Call me cynical, which I am about many actions taken by politicians and many business people who run our corporations, including PR firms, advertising agencies and media companies. But given the fact that past administrations (George W. Bush and Barack Obama) were aware of Iranian General Qassem Soleimani‘s terrorist activities, but decided that killing him was not worth the dangers of retaliation by Iran to Americans and our allies, and given that White House spokespeople said the decision to eliminate Soleimani had been discussed for a long time, and given that different explanations for the attacks were provided by President Trump, Secretary of State Mike Pompeo and other administration officials, it makes me wonder if the timing of taking out Soleimani might have been dictated in an attempt by the president to change the media subject from the possibility of additional impeachment charges being brought because of the continuing negative new impeachment-related news regarding a Trump cover-up that became public during the time Congress was on its holiday break. Or from the president’s desire to appear tougher than his predecessors.
If the reason for the attacks was to drown out the media coverage of the impeachment, it didn’t work. Trump’s Iranian action proved two things, which he should have known: There’s enough media to cover more than one story at a time, and, because of his continuous lying, even when he is telling the truth many people think of the Aesop Fable “The Boy Who Cried Wolf.”

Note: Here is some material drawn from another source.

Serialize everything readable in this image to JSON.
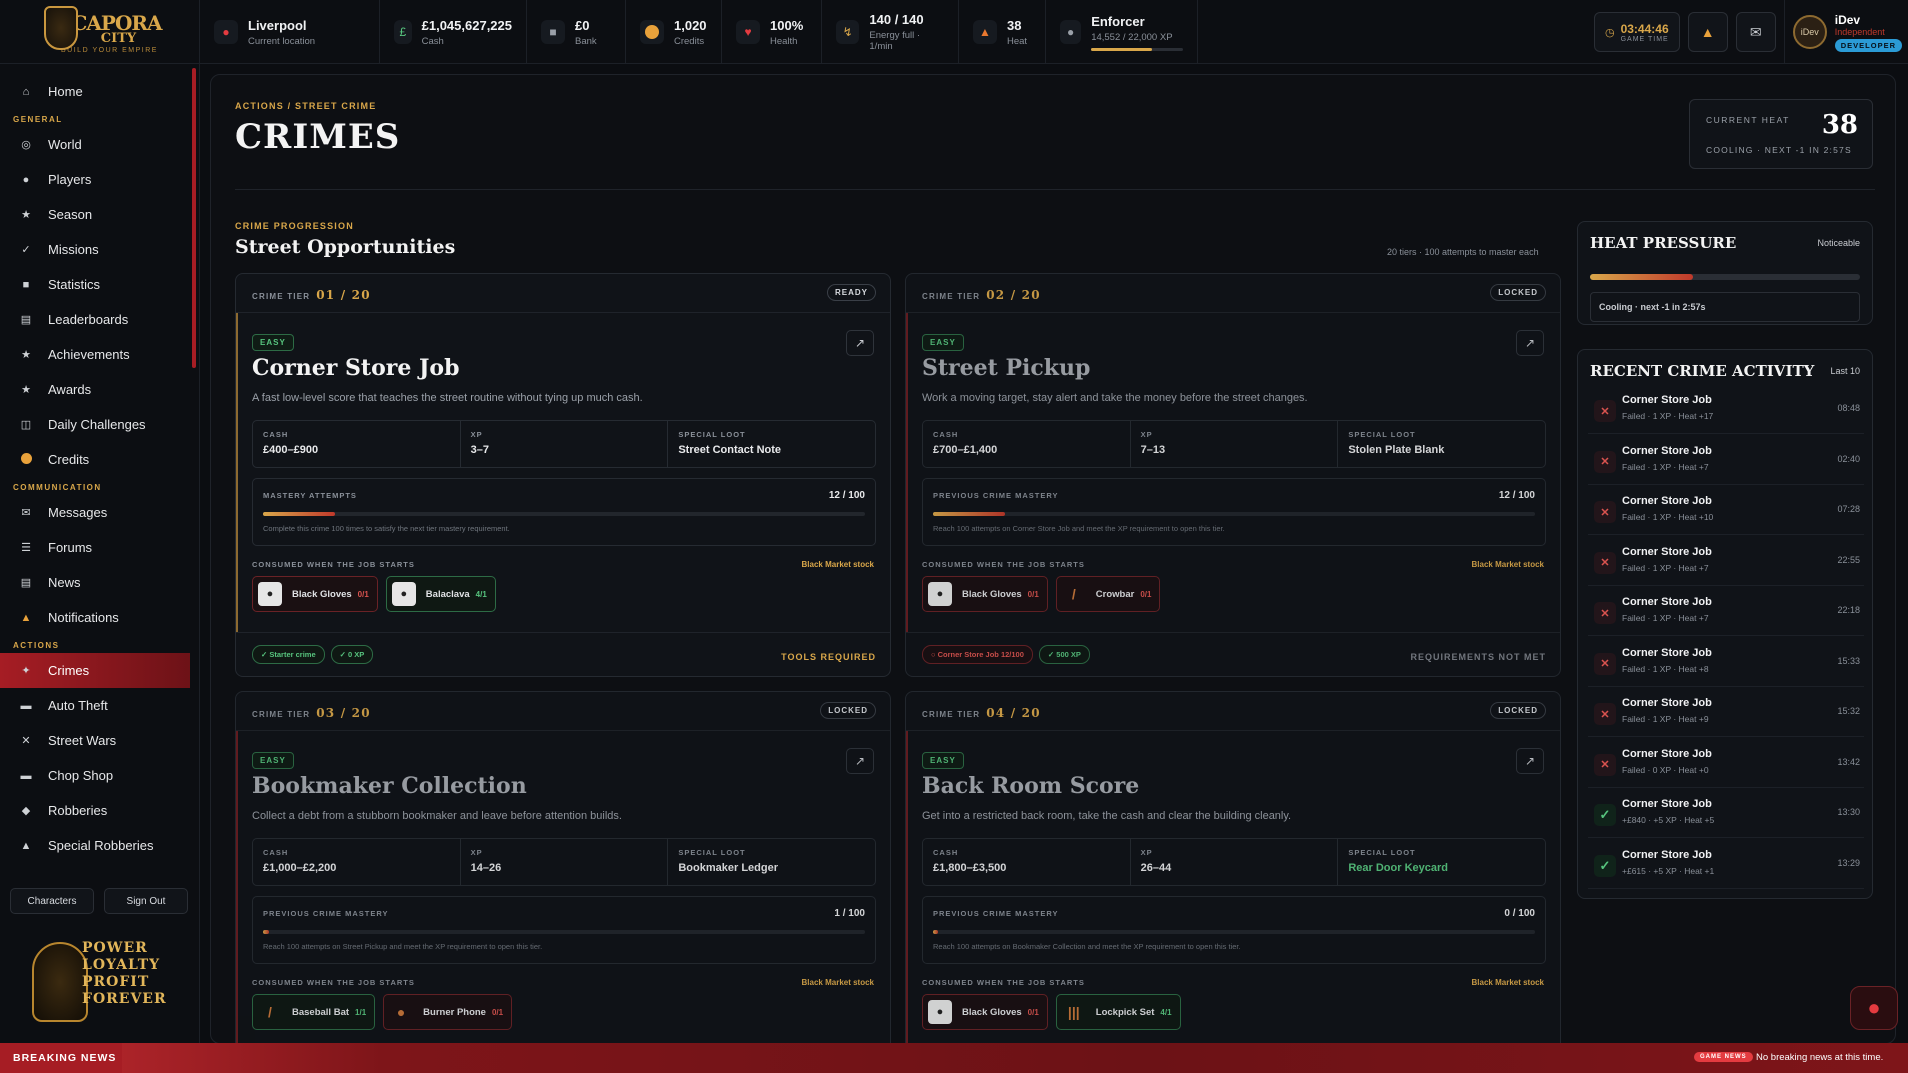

The majority of the Republican tactics used during the impeaching hearings was old hat and was an attempt to put a cocoon around President Trump’s legal and media crises, unlike the Democrats, who used some innovative techniques.
If you are ever in a position where you are asked to implement a media approach for a client with a PR crisis, the methods used by the Democrats to make their points are much more aligned with a PR crisis maxim I coined many years ago, which has been appropriated by others in their writings (without, incidentally, giving credit to the originator). It’s that, “Unlike clothing, there is no one size fits all PR approach to a crisis. Each crisis needs original thinking.” The Democrats feel that way about the trial in the Senate.
About the Author: Arthur Solomon, a former journalist, was a senior VP/senior counselor at Burson-Marsteller, and was responsible for restructuring, managing and playing key roles in some of the most significant national and international sports and non-sports programs. He also traveled internationally as a media adviser to high-ranking government officials. He now is a frequent contributor to public relations publications, consults on public relations projects and is on the